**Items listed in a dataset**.
%%

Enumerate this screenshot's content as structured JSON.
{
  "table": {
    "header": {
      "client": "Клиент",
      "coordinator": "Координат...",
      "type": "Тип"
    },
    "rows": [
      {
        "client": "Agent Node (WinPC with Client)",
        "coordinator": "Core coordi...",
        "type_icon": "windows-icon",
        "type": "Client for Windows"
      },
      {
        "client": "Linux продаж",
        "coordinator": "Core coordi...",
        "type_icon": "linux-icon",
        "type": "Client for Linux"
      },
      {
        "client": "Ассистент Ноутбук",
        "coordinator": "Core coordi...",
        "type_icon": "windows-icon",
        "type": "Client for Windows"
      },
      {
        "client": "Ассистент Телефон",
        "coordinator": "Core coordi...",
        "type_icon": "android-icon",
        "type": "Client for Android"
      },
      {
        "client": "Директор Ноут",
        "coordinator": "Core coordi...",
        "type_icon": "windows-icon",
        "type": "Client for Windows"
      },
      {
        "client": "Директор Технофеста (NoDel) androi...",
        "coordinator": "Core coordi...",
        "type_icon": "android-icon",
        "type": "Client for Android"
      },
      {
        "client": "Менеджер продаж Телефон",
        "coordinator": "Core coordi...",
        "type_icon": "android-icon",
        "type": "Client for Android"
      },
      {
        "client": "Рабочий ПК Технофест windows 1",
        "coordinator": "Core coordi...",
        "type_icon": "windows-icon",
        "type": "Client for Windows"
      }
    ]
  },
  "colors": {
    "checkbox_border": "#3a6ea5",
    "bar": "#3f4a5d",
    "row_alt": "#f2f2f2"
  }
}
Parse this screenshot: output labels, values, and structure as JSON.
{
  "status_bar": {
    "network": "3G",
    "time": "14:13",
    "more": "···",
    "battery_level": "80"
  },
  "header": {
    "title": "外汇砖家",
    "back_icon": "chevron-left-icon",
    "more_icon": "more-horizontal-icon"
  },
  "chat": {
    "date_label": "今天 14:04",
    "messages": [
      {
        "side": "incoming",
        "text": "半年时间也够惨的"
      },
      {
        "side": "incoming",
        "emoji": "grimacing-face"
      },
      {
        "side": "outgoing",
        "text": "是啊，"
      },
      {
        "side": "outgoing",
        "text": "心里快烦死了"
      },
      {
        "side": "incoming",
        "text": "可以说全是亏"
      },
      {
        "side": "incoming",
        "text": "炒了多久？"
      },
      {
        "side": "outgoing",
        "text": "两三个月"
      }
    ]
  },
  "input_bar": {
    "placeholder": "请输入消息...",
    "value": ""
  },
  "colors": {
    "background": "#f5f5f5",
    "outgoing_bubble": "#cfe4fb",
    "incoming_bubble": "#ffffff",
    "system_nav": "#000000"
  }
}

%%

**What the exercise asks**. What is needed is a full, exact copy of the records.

**Result**.
Enumerate this screenshot's content as structured JSON.
{
  "table": {
    "header": {
      "client": "Клиент",
      "coordinator": "Координат...",
      "type": "Тип"
    },
    "rows": [
      {
        "client": "Agent Node (WinPC with Client)",
        "coordinator": "Core coordi...",
        "type_icon": "windows-icon",
        "type": "Client for Windows"
      },
      {
        "client": "Linux продаж",
        "coordinator": "Core coordi...",
        "type_icon": "linux-icon",
        "type": "Client for Linux"
      },
      {
        "client": "Ассистент Ноутбук",
        "coordinator": "Core coordi...",
        "type_icon": "windows-icon",
        "type": "Client for Windows"
      },
      {
        "client": "Ассистент Телефон",
        "coordinator": "Core coordi...",
        "type_icon": "android-icon",
        "type": "Client for Android"
      },
      {
        "client": "Директор Ноут",
        "coordinator": "Core coordi...",
        "type_icon": "windows-icon",
        "type": "Client for Windows"
      },
      {
        "client": "Директор Технофеста (NoDel) androi...",
        "coordinator": "Core coordi...",
        "type_icon": "android-icon",
        "type": "Client for Android"
      },
      {
        "client": "Менеджер продаж Телефон",
        "coordinator": "Core coordi...",
        "type_icon": "android-icon",
        "type": "Client for Android"
      },
      {
        "client": "Рабочий ПК Технофест windows 1",
        "coordinator": "Core coordi...",
        "type_icon": "windows-icon",
        "type": "Client for Windows"
      }
    ]
  },
  "colors": {
    "checkbox_border": "#3a6ea5",
    "bar": "#3f4a5d",
    "row_alt": "#f2f2f2"
  }
}
Parse this screenshot: output labels, values, and structure as JSON.
{
  "status_bar": {
    "network": "3G",
    "time": "14:13",
    "more": "···",
    "battery_level": "80"
  },
  "header": {
    "title": "外汇砖家",
    "back_icon": "chevron-left-icon",
    "more_icon": "more-horizontal-icon"
  },
  "chat": {
    "date_label": "今天 14:04",
    "messages": [
      {
        "side": "incoming",
        "text": "半年时间也够惨的"
      },
      {
        "side": "incoming",
        "emoji": "grimacing-face"
      },
      {
        "side": "outgoing",
        "text": "是啊，"
      },
      {
        "side": "outgoing",
        "text": "心里快烦死了"
      },
      {
        "side": "incoming",
        "text": "可以说全是亏"
      },
      {
        "side": "incoming",
        "text": "炒了多久？"
      },
      {
        "side": "outgoing",
        "text": "两三个月"
      }
    ]
  },
  "input_bar": {
    "placeholder": "请输入消息...",
    "value": ""
  },
  "colors": {
    "background": "#f5f5f5",
    "outgoing_bubble": "#cfe4fb",
    "incoming_bubble": "#ffffff",
    "system_nav": "#000000"
  }
}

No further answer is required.